• [Task statement] For each line in the data that includes "name", make a copy.

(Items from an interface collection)
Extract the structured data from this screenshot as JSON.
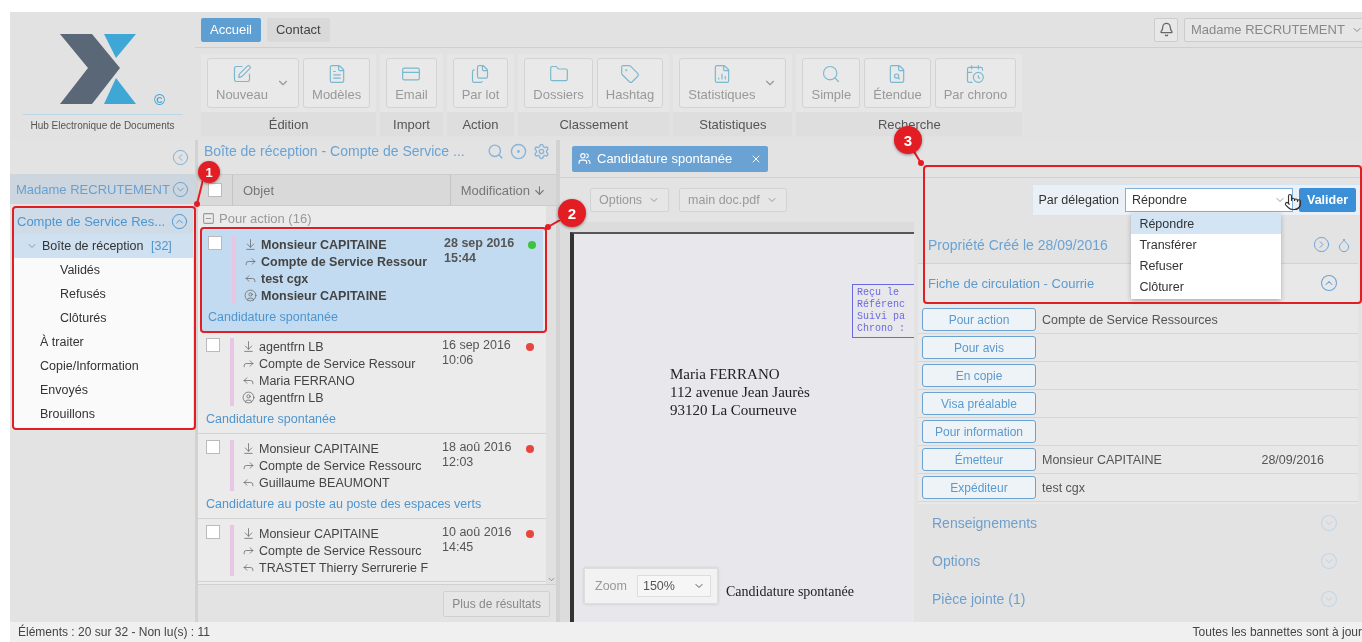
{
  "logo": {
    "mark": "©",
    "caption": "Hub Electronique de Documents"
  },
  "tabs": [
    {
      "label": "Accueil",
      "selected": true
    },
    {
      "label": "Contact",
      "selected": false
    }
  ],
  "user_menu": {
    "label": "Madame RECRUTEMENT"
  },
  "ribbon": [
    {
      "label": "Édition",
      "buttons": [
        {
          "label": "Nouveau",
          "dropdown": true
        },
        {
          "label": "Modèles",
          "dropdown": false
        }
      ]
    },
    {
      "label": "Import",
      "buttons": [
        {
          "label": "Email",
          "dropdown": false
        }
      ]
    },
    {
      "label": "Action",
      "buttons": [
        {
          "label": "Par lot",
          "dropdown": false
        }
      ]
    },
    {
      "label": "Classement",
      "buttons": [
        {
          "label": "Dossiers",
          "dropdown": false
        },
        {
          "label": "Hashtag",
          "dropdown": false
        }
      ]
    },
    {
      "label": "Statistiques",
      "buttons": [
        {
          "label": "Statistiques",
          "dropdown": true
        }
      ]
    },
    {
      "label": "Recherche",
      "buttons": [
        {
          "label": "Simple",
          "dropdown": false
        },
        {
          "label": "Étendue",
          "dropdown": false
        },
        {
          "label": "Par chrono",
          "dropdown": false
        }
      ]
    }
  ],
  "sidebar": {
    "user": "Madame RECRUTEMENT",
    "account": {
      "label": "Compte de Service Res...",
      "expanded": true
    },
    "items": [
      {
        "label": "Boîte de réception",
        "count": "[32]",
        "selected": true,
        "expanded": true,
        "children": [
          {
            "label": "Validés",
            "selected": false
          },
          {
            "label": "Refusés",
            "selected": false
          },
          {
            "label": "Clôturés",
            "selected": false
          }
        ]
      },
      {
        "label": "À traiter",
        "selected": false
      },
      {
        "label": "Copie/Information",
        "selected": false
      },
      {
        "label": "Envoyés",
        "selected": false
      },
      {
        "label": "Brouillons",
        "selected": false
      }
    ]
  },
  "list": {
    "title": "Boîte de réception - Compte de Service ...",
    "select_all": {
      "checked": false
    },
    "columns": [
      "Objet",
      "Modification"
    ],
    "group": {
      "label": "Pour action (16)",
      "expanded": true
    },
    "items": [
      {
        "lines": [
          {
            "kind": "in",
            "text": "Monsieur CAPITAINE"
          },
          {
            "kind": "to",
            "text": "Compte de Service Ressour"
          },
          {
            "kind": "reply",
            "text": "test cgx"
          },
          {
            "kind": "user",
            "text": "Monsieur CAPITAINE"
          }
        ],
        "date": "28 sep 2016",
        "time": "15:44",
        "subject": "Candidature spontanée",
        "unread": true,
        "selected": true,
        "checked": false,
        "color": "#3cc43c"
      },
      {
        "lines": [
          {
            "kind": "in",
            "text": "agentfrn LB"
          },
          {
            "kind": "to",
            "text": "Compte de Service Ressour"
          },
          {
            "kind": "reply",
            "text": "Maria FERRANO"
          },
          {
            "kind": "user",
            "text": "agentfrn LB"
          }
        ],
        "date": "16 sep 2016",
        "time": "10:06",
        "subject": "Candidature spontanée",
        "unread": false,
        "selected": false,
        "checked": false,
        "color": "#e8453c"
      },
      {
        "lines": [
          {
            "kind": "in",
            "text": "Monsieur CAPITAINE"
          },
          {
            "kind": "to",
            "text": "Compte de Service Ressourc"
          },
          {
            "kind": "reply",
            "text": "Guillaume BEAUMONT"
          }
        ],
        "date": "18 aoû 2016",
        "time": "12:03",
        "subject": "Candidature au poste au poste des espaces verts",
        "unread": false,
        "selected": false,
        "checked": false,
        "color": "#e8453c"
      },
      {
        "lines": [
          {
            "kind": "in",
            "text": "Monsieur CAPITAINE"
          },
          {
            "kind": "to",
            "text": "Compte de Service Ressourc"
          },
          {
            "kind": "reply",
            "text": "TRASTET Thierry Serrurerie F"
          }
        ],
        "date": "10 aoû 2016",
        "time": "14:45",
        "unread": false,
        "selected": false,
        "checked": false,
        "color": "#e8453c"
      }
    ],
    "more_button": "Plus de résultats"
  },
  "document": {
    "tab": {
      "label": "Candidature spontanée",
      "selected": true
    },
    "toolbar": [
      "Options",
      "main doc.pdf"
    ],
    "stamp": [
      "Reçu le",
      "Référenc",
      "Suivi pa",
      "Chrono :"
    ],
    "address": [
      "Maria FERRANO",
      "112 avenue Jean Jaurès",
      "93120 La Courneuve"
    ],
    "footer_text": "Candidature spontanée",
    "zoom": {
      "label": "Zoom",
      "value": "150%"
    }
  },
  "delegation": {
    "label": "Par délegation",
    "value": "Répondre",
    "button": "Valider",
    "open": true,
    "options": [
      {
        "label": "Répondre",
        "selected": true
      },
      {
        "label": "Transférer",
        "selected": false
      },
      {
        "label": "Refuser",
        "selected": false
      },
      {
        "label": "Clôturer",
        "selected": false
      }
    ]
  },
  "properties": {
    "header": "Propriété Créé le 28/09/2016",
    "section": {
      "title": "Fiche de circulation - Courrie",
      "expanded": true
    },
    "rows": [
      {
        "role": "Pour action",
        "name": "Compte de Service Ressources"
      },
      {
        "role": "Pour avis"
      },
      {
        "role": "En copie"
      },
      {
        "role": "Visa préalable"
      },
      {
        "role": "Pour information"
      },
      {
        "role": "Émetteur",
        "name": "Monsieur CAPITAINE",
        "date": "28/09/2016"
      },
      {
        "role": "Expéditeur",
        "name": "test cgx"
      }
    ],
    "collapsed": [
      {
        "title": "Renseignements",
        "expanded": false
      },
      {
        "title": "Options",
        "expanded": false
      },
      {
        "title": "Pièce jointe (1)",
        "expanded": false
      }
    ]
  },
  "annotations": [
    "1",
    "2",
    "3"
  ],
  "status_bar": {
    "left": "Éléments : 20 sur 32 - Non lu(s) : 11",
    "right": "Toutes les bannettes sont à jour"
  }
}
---
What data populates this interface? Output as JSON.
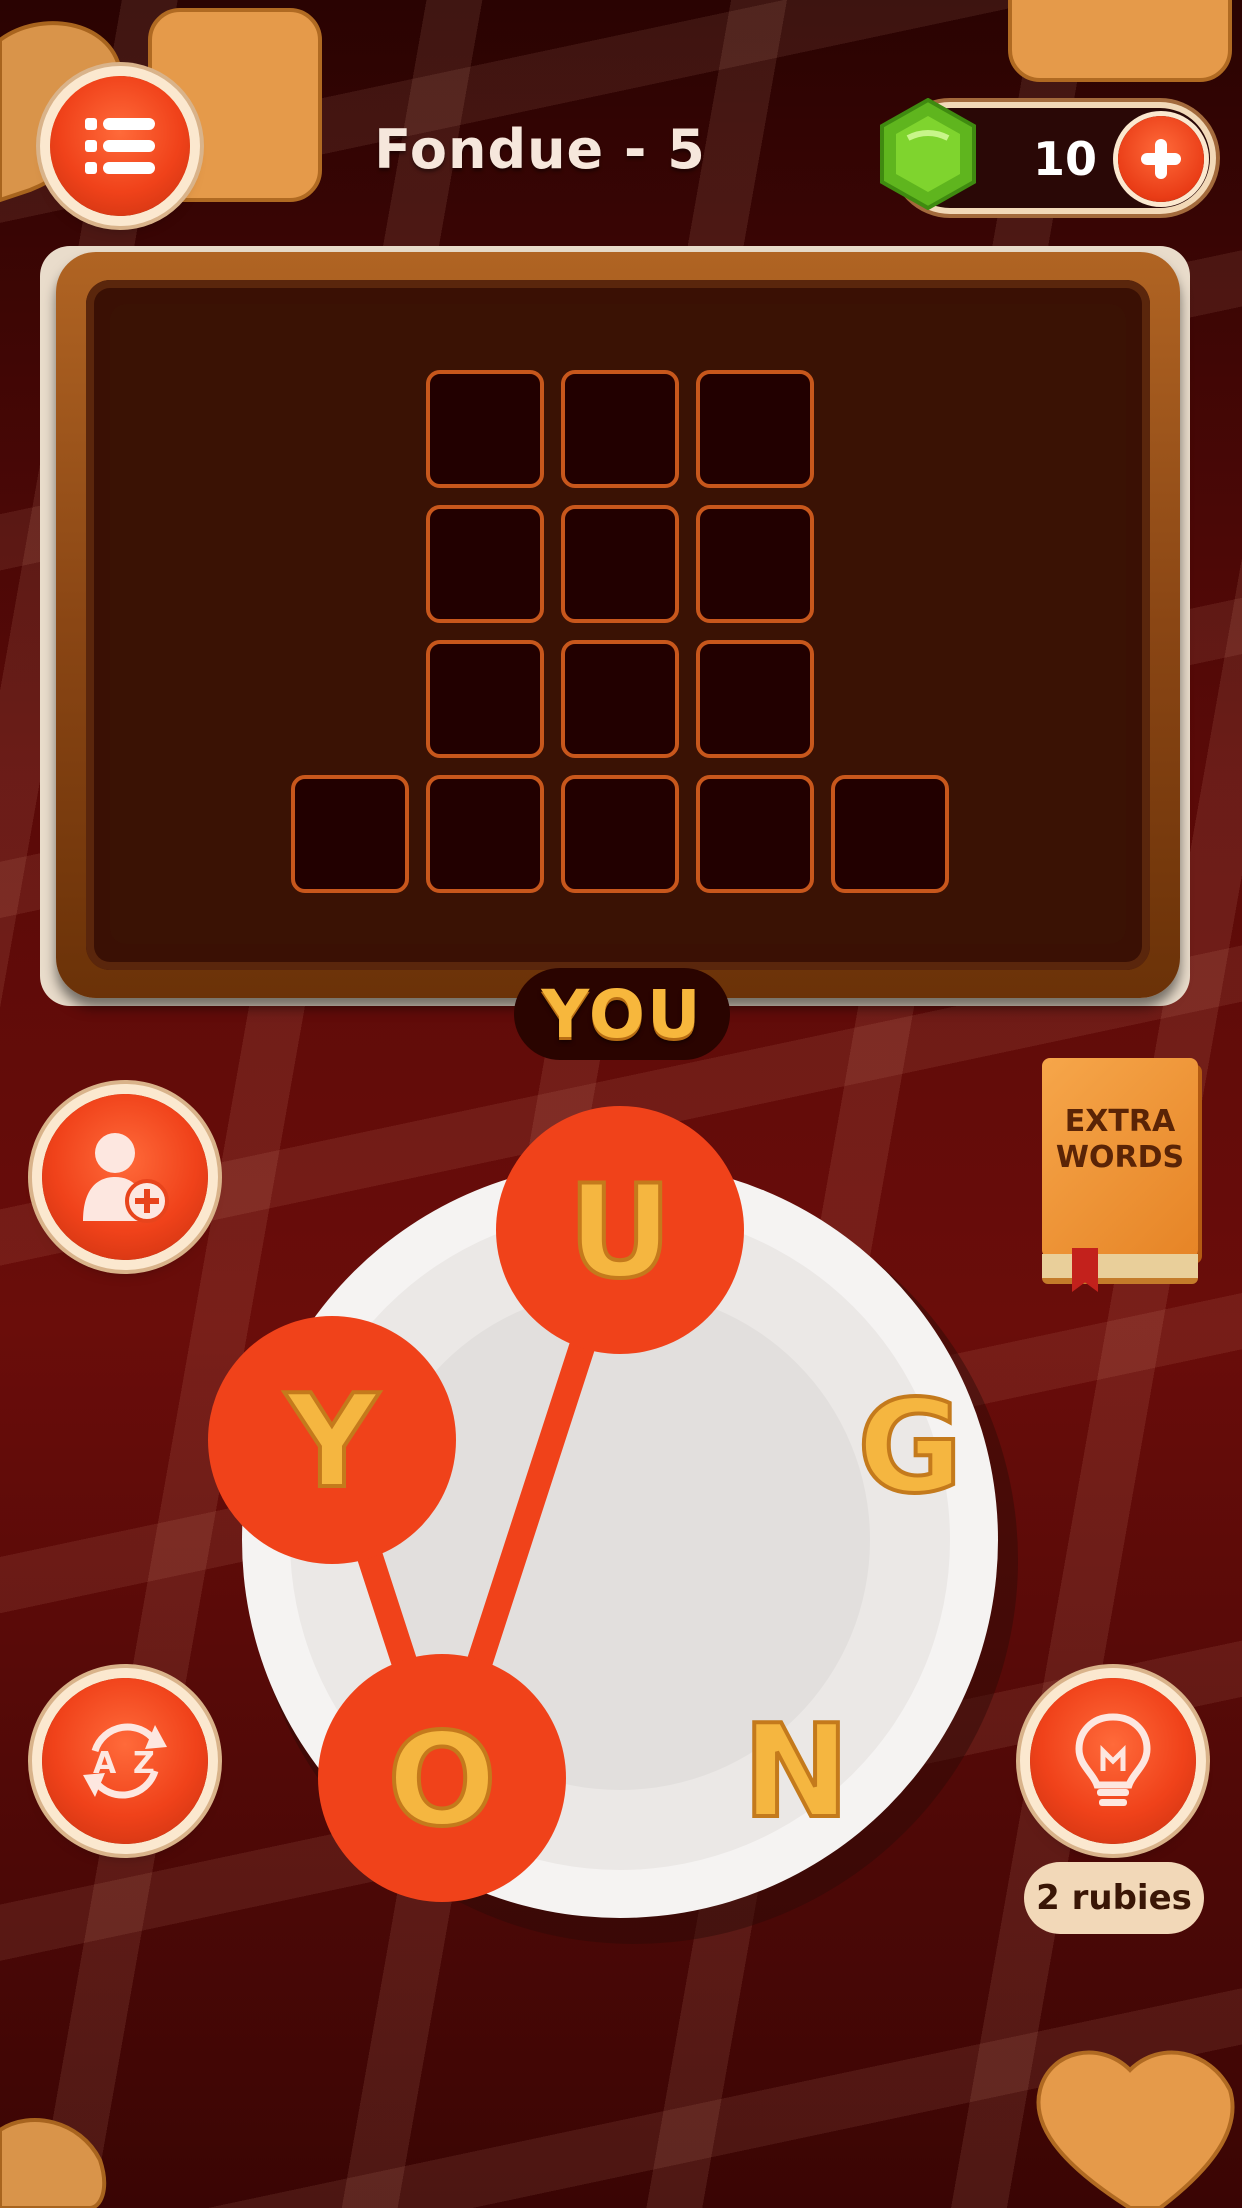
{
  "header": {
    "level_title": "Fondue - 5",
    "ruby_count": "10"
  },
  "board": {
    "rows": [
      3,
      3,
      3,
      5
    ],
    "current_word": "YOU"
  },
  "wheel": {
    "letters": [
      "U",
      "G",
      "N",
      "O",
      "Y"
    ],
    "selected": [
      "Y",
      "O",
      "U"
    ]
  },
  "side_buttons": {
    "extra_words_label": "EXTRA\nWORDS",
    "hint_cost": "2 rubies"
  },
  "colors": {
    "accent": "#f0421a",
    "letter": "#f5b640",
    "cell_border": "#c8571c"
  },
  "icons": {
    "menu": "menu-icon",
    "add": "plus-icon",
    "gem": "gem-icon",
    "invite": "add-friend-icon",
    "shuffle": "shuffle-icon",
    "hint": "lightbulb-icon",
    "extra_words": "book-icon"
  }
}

• [Exercise response]
        "name": "Compte de Service Ressources"
        "name": "Monsieur CAPITAINE",
        "name": "test cgx"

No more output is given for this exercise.